So I decided to hone in on the Leica, since the Zeiss FL 7x42 is like a rare unicorn on the used market, the UV will have a distortion pattern that will maximize the "3D depth" and AFOV of the image, and I already know I love the color and contrast and build quality of Leicas. And, it just so happens, I just won an auction on eBay for a 7x42 UVHD for a great price, so let's see how this goes! I'm very excited for this one, and if I love it as much as I hope I will, it will likely replace the MHG 8x42 as my "I don't need 10x mag and/or need a larger exit pupil" birding optic.
Here is the latest review of the EDG 8X42 updated by Tobias, for those interested.
I can't remember if you just recently got yourself an EDG 8x42 - or if you have had one all along. How do you like it yourself? I like my 7x but Tobias originally much preferred the 8x so hopefully it's everything you wanted from it.
I'd agree that the Leica feels wider and deeper than the Nikon 7x42. I haven't had a chance to check this since reading your post, but I have always had the sensation that the EDG had a narrower view. However... the more I use different bins the more I feel that the biggest mistake for my enjoyment of any of them is to go to and fro to compare them; that way I end up dwelling on negative points as well as not using them for what they are intended!
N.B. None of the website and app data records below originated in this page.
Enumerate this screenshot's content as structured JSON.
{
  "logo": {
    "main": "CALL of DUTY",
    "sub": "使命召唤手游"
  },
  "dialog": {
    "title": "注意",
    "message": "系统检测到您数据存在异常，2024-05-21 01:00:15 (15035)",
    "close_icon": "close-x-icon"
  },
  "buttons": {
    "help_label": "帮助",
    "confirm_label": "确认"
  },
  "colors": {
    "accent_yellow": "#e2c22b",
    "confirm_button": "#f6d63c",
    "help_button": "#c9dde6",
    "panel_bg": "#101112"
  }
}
That said, if I decide to thin down a bit, this point you raised would be a good basis for deselection, though in line with what I just said in the previous paragraph it might come down simply to a feeling of how much I like or don't like the overall effect - colour, contrast, lack of glare; and the Nikon is good at lack of glare....
As far as "wider", both the 7x42 UVHD+ and EDG II have a 420' FoV if I recall correctly but according to the listed specs I found the Nikon has an AFoV of 52.2 vs 56.0 for the UVHD+. I agree this difference is readily apparent - although not bothersome to me - when comparing them.
As far as "deeper", I don't notice any difference between the two and am not sure what "deeper" means here since the DoF of both 7x's is the same, unless it is referring to a different impression of depth of the image some may experience resulting from the "flat field" design of the Nikon vs the pin cushion approach of the Leica (?). If "deeper" is referring to a 3D like effect, the Zeiss FL 7x42 does seem to have a bit more 3D effect than the other two.
As far as "deeper", I am not sure what "deeper" means here since the DoF of both 7x's is the same, unless it is referring to a different impression of depth of the image some may experience resulting from the "flat field" design of the Nikon vs the pin cushion approach of the Leica (?).